The Shadow in the Garden: A Biographer’s Tale

James Atlas. Pantheon, $28.95 (400p) ISBN 978-1-101-87169-0

Atlas (My Life in the Middle Ages), a biographer and longtime contributor to the New Yorker, illuminates the art of writing a biography in this witty, conscientious, and perceptive work. Atlas grapples with what makes a good biographer (total empathy with one’s subject, among other traits), why biographies matter, and why he persists in writing them. He reveals his struggles dealing with subjects both famous (Saul Bellow, who agreed to interviews but remained wary and unenthusiastic about Atlas’s project) and obscure (Delmore Schwartz—“no one outside the literary world had ever heard of him”). Atlas also provides a rich literary history of biographers that includes the ancient Greeks and Romans, who decided to write “lives” rather than histories, the Renaissance writers who dealt with the dawning of “self-consciousness,” James Boswell’s masterful work on Dr. Samuel Johnson, and the flowering of the form in the Victorian era.

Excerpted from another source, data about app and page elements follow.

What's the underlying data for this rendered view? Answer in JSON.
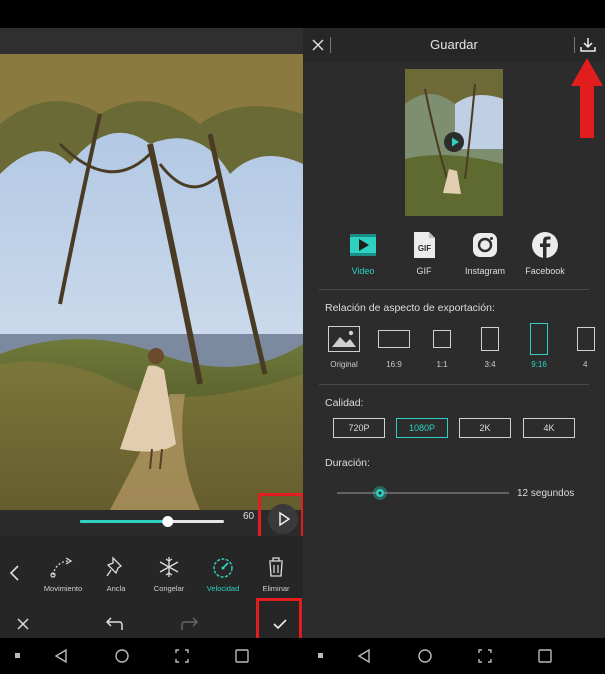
{
  "editor": {
    "time_label": "60",
    "tools": [
      {
        "label": "Movimiento",
        "icon": "motion-path-icon"
      },
      {
        "label": "Ancla",
        "icon": "pin-icon"
      },
      {
        "label": "Congelar",
        "icon": "snowflake-icon"
      },
      {
        "label": "Velocidad",
        "icon": "speedometer-icon"
      },
      {
        "label": "Eliminar",
        "icon": "trash-icon"
      }
    ],
    "active_tool": "Velocidad",
    "seek_progress": 0.61
  },
  "save_screen": {
    "title": "Guardar",
    "formats": [
      {
        "label": "Video",
        "icon": "video-play-icon"
      },
      {
        "label": "GIF",
        "icon": "gif-file-icon"
      },
      {
        "label": "Instagram",
        "icon": "instagram-icon"
      },
      {
        "label": "Facebook",
        "icon": "facebook-icon"
      }
    ],
    "active_format": "Video",
    "aspect_section_label": "Relación de aspecto de exportación:",
    "aspect_ratios": [
      "Original",
      "16:9",
      "1:1",
      "3:4",
      "9:16",
      "4"
    ],
    "active_aspect": "9:16",
    "quality_section_label": "Calidad:",
    "quality_options": [
      "720P",
      "1080P",
      "2K",
      "4K"
    ],
    "active_quality": "1080P",
    "duration_section_label": "Duración:",
    "duration_value": "12 segundos",
    "duration_progress": 0.25
  },
  "colors": {
    "accent": "#2fd1c2",
    "highlight": "#e21d1d"
  }
}
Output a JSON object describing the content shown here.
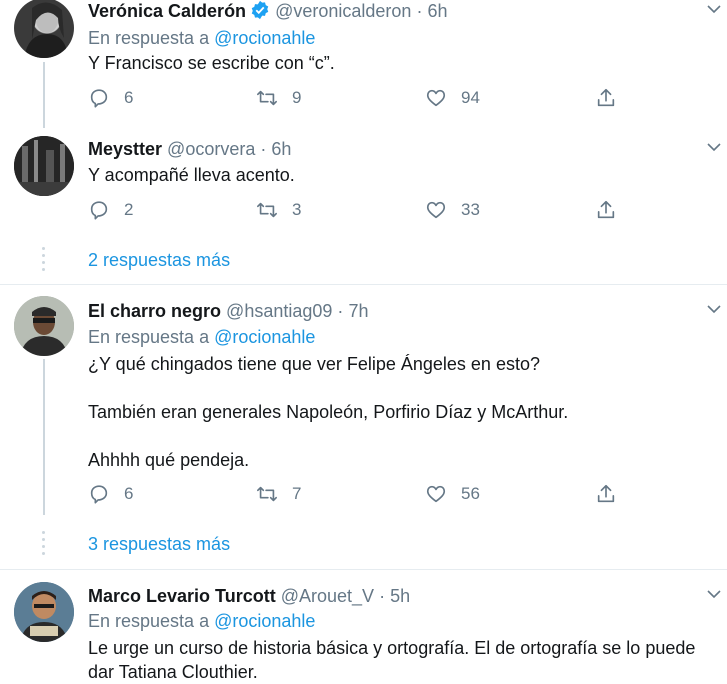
{
  "tweets": [
    {
      "name": "Verónica Calderón",
      "handle": "@veronicalderon",
      "sep": "·",
      "time": "6h",
      "verified": true,
      "reply_prefix": "En respuesta a",
      "reply_mention": "@rocionahle",
      "lines": [
        "Y Francisco se escribe con “c”."
      ],
      "replies": "6",
      "retweets": "9",
      "likes": "94"
    },
    {
      "name": "Meystter",
      "handle": "@ocorvera",
      "sep": "·",
      "time": "6h",
      "lines": [
        "Y acompañé lleva acento."
      ],
      "replies": "2",
      "retweets": "3",
      "likes": "33"
    },
    {
      "name": "El charro negro",
      "handle": "@hsantiag09",
      "sep": "·",
      "time": "7h",
      "reply_prefix": "En respuesta a",
      "reply_mention": "@rocionahle",
      "lines": [
        "¿Y qué chingados tiene que ver Felipe Ángeles en esto?",
        "También eran generales Napoleón, Porfirio Díaz y McArthur.",
        "Ahhhh qué pendeja."
      ],
      "replies": "6",
      "retweets": "7",
      "likes": "56"
    },
    {
      "name": "Marco Levario Turcott",
      "handle": "@Arouet_V",
      "sep": "·",
      "time": "5h",
      "reply_prefix": "En respuesta a",
      "reply_mention": "@rocionahle",
      "lines": [
        "Le urge un curso de historia básica y ortografía. El de ortografía se lo puede",
        "dar Tatiana Clouthier."
      ]
    }
  ],
  "more_replies": [
    "2 respuestas más",
    "3 respuestas más"
  ],
  "colors": {
    "accent": "#1b95e0",
    "secondary": "#657786",
    "text": "#14171a",
    "divider": "#e6ecf0"
  }
}
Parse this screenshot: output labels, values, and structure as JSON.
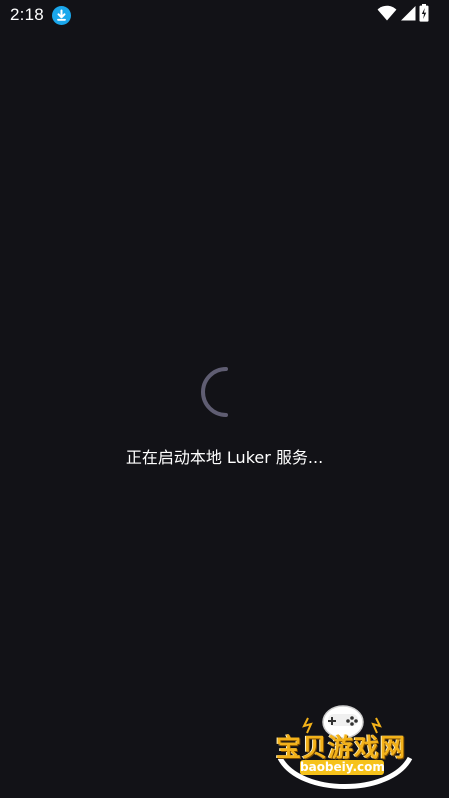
{
  "status_bar": {
    "time": "2:18",
    "icons": [
      "download-icon",
      "wifi-icon",
      "signal-icon",
      "battery-charging-icon"
    ]
  },
  "loader": {
    "message": "正在启动本地 Luker 服务..."
  },
  "watermark": {
    "brand": "宝贝游戏网",
    "url": "baobeiy.com"
  },
  "colors": {
    "background": "#121217",
    "spinner": "#5f5d72",
    "accent_download": "#1aa7ec",
    "watermark_gold": "#f3b21a"
  }
}
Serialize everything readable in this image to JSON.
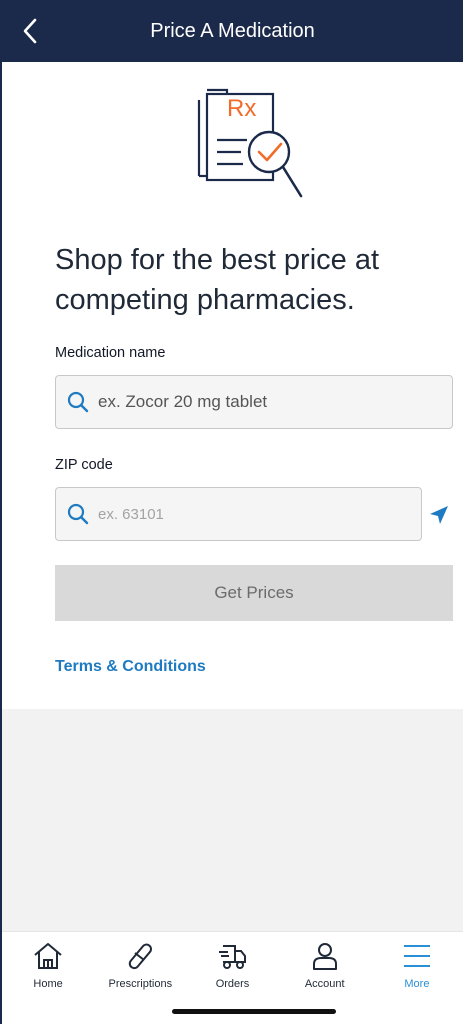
{
  "header": {
    "title": "Price A Medication"
  },
  "hero": {
    "rx_text": "Rx"
  },
  "headline": "Shop for the best price at competing pharmacies.",
  "medication": {
    "label": "Medication name",
    "placeholder": "ex. Zocor 20 mg tablet",
    "value": ""
  },
  "zip": {
    "label": "ZIP code",
    "placeholder": "ex. 63101",
    "value": ""
  },
  "get_prices_label": "Get Prices",
  "terms_label": "Terms & Conditions",
  "colors": {
    "navy": "#1b2a4a",
    "accent_blue": "#1f7bc1",
    "rx_orange": "#f26b2a"
  },
  "tabs": [
    {
      "label": "Home",
      "icon": "home-icon",
      "active": false
    },
    {
      "label": "Prescriptions",
      "icon": "pill-icon",
      "active": false
    },
    {
      "label": "Orders",
      "icon": "truck-icon",
      "active": false
    },
    {
      "label": "Account",
      "icon": "person-icon",
      "active": false
    },
    {
      "label": "More",
      "icon": "menu-icon",
      "active": true
    }
  ]
}
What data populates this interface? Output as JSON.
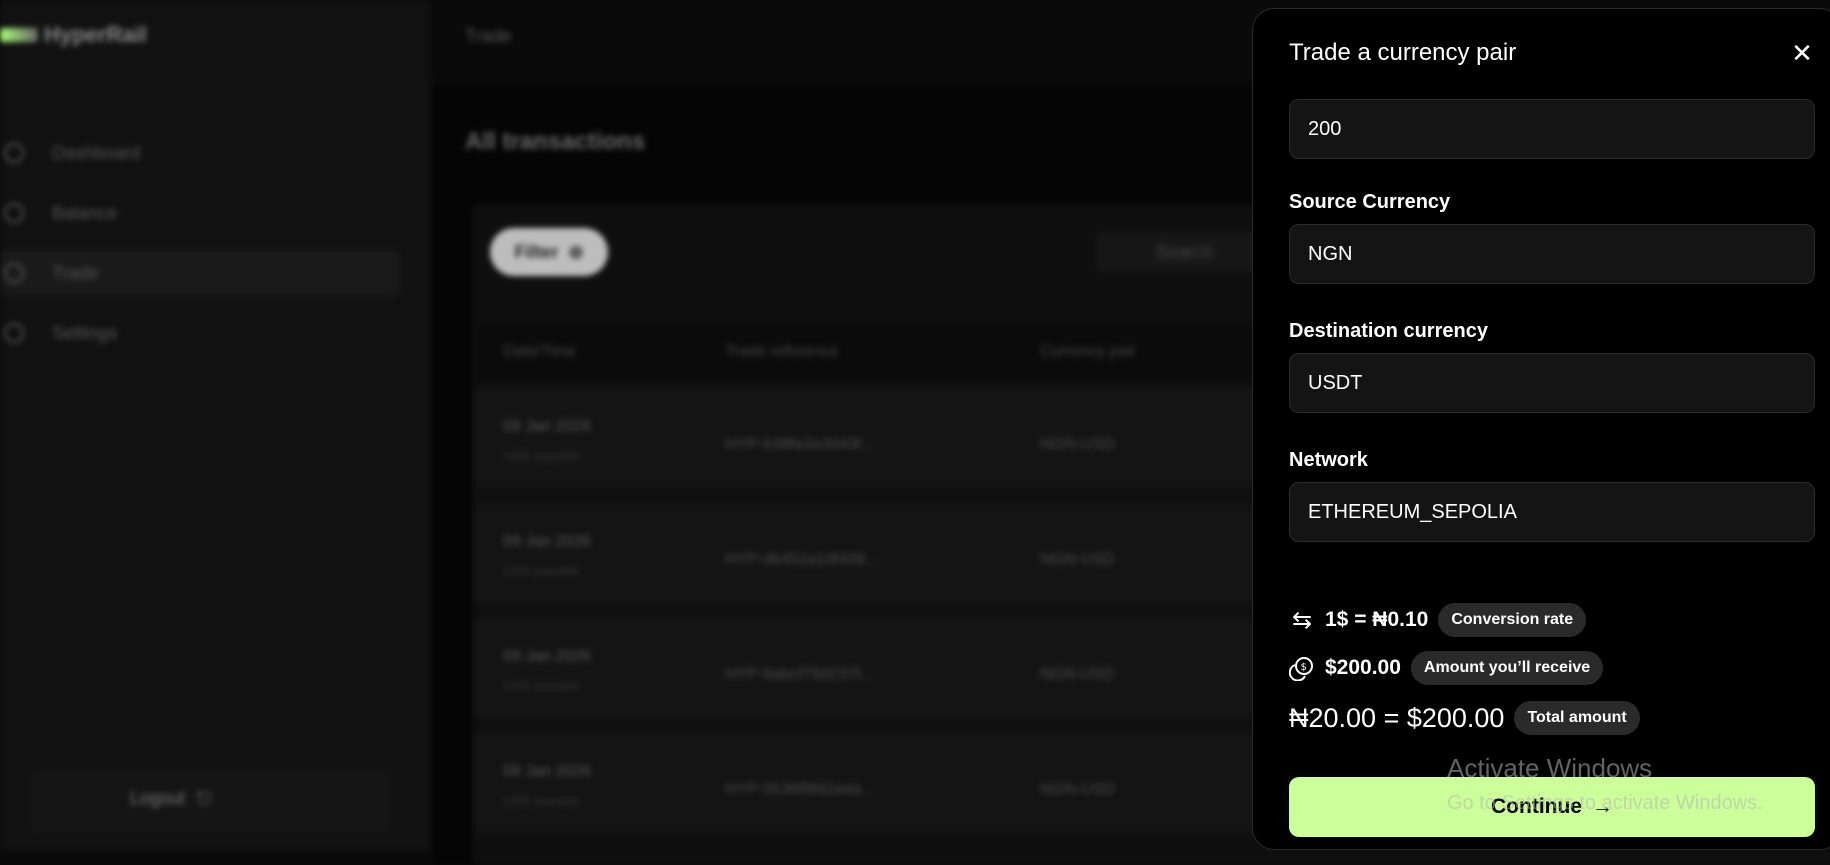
{
  "background": {
    "brand": "HyperRail",
    "top_title": "Trade",
    "nav": [
      "Dashboard",
      "Balance",
      "Trade",
      "Settings"
    ],
    "logout": "Logout",
    "section_title": "All transactions",
    "filter_label": "Filter",
    "search_placeholder": "Search",
    "columns": [
      "Date/Time",
      "Trade reference",
      "Currency pair"
    ],
    "rows": [
      {
        "date": "09 Jan 2026",
        "sub": "USD payable",
        "ref": "HYP-b38fa3a3043f...",
        "pair": "NGN-USD"
      },
      {
        "date": "09 Jan 2026",
        "sub": "USD payable",
        "ref": "HYP-d6452a19f436...",
        "pair": "NGN-USD"
      },
      {
        "date": "09 Jan 2026",
        "sub": "USD payable",
        "ref": "HYP-8abcf79d237f...",
        "pair": "NGN-USD"
      },
      {
        "date": "09 Jan 2026",
        "sub": "USD payable",
        "ref": "HYP-5536f9fd2a4a...",
        "pair": "NGN-USD"
      }
    ]
  },
  "modal": {
    "title": "Trade a currency pair",
    "close_icon": "close-icon",
    "amount_value": "200",
    "source_label": "Source Currency",
    "source_value": "NGN",
    "dest_label": "Destination currency",
    "dest_value": "USDT",
    "network_label": "Network",
    "network_value": "ETHEREUM_SEPOLIA",
    "rate_value": "1$ = ₦0.10",
    "rate_badge": "Conversion rate",
    "receive_value": "$200.00",
    "receive_badge": "Amount you’ll receive",
    "total_value": "₦20.00 = $200.00",
    "total_badge": "Total amount",
    "continue_label": "Continue"
  },
  "watermark": {
    "line1": "Activate Windows",
    "line2": "Go to Settings to activate Windows."
  },
  "colors": {
    "accent": "#ccff99",
    "modal_bg": "#000000",
    "field_bg": "#141414",
    "badge_bg": "#2a2a2a"
  }
}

Given top billing are the writers who inspired him: his Oxford professor Richard Ellmann, whose biography of James Joyce motivated Atlas to become a biographer; Michael Holroyd, whose work on Lytton Strachey made Atlas fall in love with “the scaffolding... that surrounds the main text”; and Dwight Macdonald, who edited his work in progress on Schwartz (“His challenges, objurgations, rebukes—and occasional praise—defaced every page”). Part literary history and part memoir, this is a lively and elegant biography of biography itself. (Aug.)